INSTRUCTIONS TO FOLLOW —
The response must be made up of the lines in the entries below that contain "booking".

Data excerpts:
- - - - -

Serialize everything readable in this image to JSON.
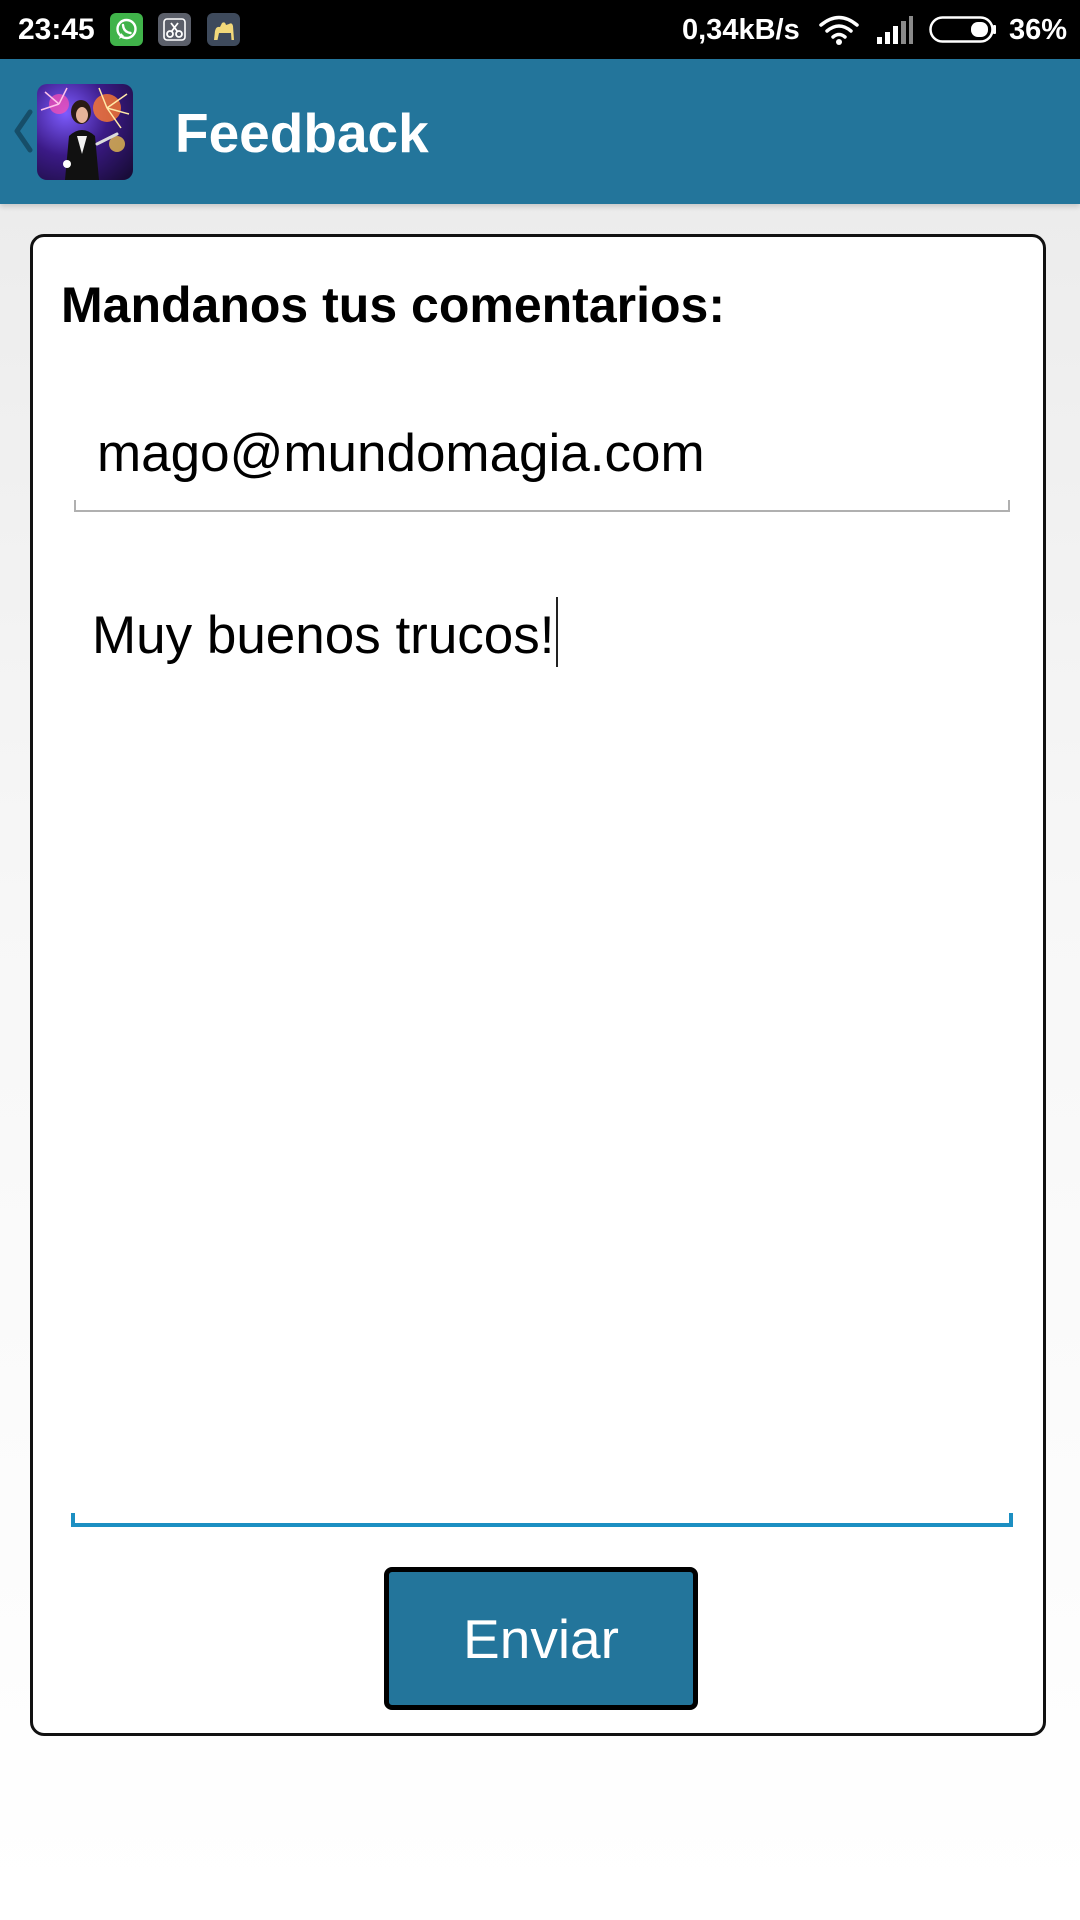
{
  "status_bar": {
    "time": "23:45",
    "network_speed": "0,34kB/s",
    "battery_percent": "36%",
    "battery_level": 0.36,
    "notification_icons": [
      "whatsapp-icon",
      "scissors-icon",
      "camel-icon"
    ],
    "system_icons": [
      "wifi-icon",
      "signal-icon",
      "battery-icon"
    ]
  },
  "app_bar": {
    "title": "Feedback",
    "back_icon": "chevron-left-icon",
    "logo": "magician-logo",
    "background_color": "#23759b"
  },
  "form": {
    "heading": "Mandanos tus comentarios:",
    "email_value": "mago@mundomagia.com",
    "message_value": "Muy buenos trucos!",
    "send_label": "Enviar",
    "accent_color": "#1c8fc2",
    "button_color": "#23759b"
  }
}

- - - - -

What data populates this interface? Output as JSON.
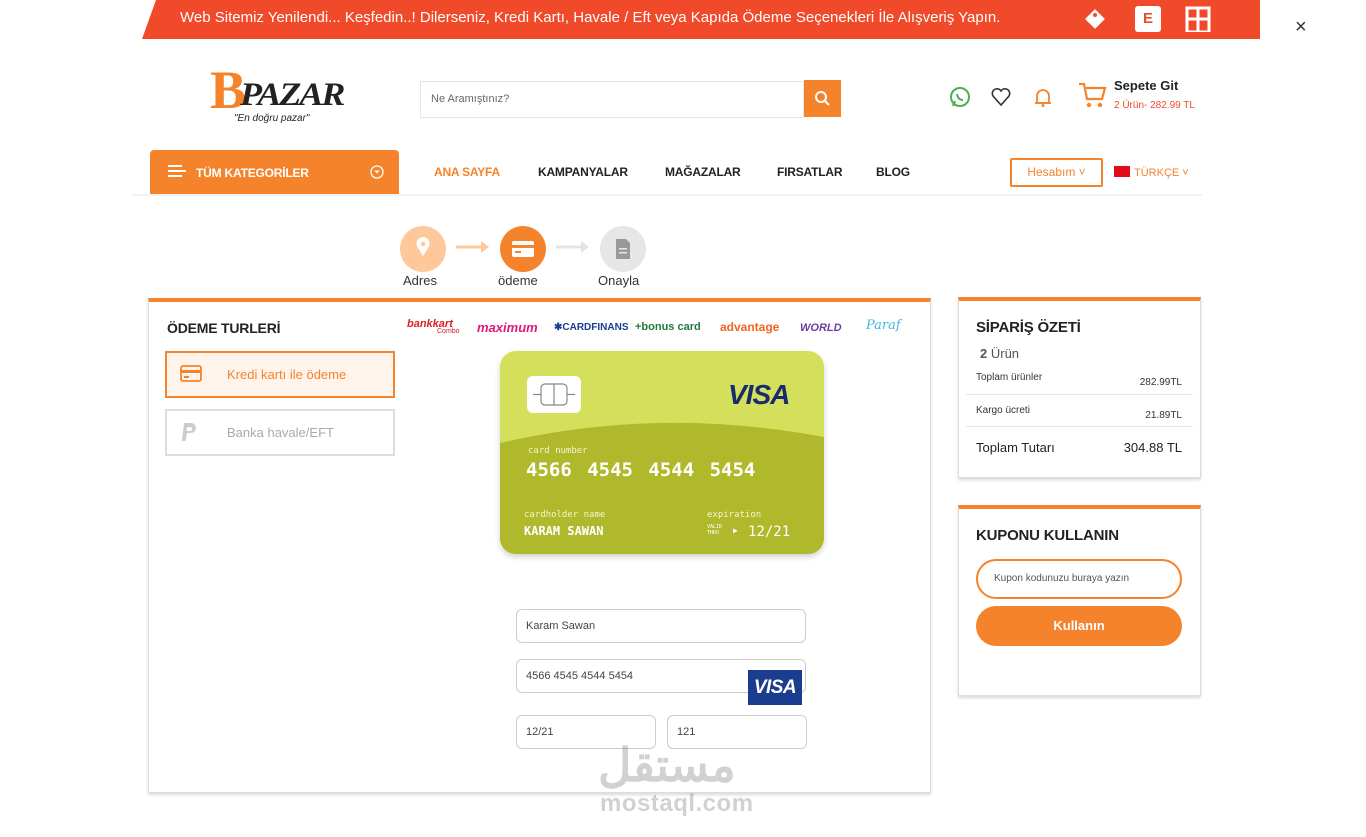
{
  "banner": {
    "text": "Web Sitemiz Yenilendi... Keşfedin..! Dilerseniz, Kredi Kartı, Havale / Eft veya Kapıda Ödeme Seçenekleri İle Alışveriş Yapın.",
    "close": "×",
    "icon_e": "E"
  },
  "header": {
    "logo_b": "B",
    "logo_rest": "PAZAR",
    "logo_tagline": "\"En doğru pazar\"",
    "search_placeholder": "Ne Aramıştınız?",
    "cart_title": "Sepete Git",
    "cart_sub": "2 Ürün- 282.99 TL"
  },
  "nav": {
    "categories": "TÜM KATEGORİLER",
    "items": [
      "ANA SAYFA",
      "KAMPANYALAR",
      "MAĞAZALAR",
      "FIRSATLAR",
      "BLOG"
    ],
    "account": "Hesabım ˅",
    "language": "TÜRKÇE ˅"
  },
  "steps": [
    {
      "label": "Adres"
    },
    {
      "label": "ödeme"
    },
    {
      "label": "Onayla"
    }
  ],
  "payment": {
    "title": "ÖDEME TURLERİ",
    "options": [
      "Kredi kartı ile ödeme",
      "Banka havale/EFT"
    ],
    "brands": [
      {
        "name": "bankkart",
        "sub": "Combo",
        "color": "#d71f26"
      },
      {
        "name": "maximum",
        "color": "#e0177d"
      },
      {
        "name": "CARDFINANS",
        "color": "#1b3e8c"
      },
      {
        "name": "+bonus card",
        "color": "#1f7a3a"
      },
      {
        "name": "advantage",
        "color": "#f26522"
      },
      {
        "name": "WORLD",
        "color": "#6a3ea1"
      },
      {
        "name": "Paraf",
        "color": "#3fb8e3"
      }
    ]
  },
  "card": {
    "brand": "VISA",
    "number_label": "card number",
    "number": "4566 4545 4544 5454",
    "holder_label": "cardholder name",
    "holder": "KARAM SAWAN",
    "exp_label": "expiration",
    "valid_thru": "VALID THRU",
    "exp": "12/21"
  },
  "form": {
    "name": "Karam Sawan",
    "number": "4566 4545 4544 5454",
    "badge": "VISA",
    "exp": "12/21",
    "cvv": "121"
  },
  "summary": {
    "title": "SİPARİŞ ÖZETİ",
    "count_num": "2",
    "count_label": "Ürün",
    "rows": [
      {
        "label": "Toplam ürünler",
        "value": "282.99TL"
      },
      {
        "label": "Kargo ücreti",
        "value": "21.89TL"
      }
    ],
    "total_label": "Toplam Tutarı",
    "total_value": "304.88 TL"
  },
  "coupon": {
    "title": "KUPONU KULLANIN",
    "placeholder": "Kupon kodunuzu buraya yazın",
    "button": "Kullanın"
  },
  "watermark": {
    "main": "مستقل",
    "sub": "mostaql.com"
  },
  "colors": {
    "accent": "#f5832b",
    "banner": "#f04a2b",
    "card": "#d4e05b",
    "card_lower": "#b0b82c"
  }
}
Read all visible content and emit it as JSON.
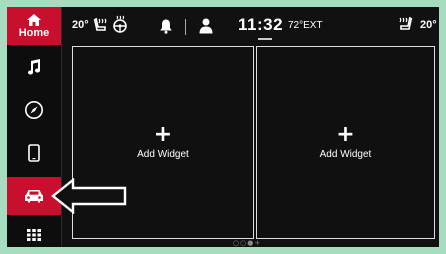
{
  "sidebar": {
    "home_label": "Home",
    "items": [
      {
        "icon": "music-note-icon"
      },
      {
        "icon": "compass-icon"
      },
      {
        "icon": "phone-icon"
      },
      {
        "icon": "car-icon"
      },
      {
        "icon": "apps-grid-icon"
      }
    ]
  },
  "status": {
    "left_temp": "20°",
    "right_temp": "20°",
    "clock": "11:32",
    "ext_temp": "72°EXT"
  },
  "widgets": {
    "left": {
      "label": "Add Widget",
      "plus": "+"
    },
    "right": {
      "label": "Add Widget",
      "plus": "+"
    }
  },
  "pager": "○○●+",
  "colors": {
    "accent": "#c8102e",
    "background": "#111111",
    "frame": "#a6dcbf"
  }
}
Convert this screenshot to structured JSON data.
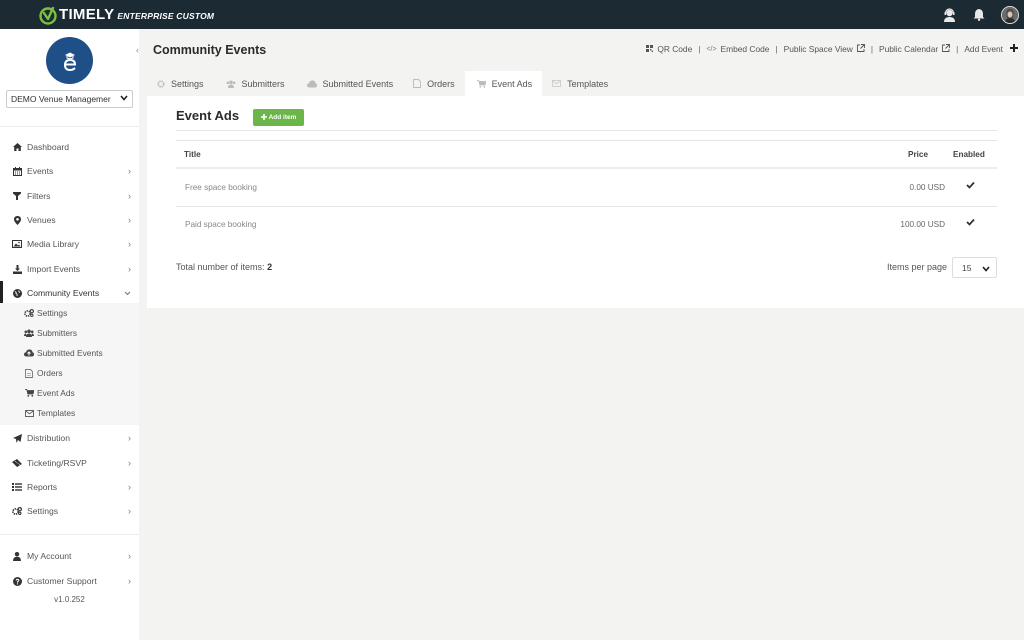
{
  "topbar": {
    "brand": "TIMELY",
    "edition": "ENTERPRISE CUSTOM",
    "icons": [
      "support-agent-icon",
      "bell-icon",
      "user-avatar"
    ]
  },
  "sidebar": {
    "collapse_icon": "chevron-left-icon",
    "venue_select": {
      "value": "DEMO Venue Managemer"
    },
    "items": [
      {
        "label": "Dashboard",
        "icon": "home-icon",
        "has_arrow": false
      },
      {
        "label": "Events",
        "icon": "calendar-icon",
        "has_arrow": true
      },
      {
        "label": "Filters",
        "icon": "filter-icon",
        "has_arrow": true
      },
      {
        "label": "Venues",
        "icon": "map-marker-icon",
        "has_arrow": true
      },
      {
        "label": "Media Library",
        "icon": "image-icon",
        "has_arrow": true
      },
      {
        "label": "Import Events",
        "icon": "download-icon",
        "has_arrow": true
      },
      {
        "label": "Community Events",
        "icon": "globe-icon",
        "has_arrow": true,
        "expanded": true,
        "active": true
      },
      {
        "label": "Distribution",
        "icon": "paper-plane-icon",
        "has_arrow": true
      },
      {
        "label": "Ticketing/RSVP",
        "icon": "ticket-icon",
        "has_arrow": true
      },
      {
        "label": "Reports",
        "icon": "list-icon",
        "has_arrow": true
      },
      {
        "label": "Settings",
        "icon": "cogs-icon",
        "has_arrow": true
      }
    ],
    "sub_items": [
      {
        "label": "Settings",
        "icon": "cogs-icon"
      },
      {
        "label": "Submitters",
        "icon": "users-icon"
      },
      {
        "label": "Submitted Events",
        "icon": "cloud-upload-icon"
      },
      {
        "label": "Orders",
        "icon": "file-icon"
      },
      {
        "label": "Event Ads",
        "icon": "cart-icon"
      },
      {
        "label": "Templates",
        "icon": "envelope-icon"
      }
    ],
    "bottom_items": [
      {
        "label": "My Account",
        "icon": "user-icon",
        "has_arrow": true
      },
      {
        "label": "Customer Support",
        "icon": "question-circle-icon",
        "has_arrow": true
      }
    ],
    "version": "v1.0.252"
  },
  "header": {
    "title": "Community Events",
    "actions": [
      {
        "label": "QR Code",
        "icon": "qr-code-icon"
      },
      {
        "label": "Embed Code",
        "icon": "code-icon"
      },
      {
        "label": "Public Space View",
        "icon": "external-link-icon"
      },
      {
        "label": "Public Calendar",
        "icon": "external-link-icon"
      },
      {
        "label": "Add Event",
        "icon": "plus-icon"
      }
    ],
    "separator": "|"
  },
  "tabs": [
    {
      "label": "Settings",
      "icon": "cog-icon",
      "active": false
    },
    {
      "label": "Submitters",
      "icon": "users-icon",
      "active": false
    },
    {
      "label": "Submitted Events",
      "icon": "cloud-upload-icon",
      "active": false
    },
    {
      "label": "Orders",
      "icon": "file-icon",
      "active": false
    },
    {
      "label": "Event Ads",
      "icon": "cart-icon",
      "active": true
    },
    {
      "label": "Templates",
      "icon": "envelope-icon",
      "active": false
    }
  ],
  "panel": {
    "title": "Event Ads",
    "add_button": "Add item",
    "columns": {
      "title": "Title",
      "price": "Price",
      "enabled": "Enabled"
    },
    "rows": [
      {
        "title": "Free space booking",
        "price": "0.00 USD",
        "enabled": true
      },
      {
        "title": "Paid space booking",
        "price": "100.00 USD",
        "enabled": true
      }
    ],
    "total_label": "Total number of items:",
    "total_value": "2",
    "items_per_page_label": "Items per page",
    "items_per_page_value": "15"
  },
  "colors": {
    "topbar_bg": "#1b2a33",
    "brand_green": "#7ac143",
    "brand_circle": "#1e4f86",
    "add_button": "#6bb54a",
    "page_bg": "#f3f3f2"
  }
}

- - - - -

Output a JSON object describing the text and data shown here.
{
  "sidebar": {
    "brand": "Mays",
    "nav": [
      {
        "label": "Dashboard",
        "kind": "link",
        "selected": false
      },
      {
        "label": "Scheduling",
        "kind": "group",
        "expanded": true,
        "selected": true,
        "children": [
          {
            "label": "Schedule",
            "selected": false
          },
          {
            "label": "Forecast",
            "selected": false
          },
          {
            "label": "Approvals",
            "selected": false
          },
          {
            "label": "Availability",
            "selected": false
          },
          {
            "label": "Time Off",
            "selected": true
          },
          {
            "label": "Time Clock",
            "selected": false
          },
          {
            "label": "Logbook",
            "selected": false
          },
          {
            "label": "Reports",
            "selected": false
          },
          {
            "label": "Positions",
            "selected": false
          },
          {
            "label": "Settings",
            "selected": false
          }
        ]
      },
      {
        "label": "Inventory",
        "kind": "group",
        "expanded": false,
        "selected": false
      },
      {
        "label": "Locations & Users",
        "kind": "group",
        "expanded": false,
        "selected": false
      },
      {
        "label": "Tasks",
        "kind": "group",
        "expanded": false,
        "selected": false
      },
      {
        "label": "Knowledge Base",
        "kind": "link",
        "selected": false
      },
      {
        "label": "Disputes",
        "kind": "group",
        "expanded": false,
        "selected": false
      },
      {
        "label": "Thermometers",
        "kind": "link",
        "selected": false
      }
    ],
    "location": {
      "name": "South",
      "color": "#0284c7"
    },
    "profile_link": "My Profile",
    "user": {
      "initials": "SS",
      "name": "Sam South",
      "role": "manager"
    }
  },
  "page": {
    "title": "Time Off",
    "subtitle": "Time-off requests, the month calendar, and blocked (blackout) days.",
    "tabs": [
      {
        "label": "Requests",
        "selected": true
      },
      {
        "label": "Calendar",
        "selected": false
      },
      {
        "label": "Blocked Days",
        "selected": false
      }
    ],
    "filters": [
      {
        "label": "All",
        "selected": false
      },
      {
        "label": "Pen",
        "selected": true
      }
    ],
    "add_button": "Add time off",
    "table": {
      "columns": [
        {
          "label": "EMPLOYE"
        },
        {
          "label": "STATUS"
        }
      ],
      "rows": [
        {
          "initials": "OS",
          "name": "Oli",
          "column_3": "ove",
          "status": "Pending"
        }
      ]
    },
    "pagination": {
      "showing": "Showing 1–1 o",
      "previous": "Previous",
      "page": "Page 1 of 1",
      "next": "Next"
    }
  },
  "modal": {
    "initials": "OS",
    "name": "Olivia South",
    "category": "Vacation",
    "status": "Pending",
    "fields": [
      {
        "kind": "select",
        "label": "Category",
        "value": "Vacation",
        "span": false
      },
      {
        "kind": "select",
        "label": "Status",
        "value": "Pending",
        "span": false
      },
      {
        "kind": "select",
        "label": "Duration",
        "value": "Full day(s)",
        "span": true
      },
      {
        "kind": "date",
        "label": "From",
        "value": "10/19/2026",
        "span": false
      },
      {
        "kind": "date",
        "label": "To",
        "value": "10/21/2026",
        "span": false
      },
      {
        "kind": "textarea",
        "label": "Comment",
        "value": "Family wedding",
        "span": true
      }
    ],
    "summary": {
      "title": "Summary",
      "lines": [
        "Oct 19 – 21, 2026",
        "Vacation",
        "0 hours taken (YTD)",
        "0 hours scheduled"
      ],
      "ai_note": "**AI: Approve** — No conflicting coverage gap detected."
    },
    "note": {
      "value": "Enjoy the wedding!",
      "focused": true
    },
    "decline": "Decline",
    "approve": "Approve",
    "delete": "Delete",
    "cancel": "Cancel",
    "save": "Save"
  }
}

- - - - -

EXERCISE OUTPUT —
        "title": "Free space booking",
        "title": "Paid space booking",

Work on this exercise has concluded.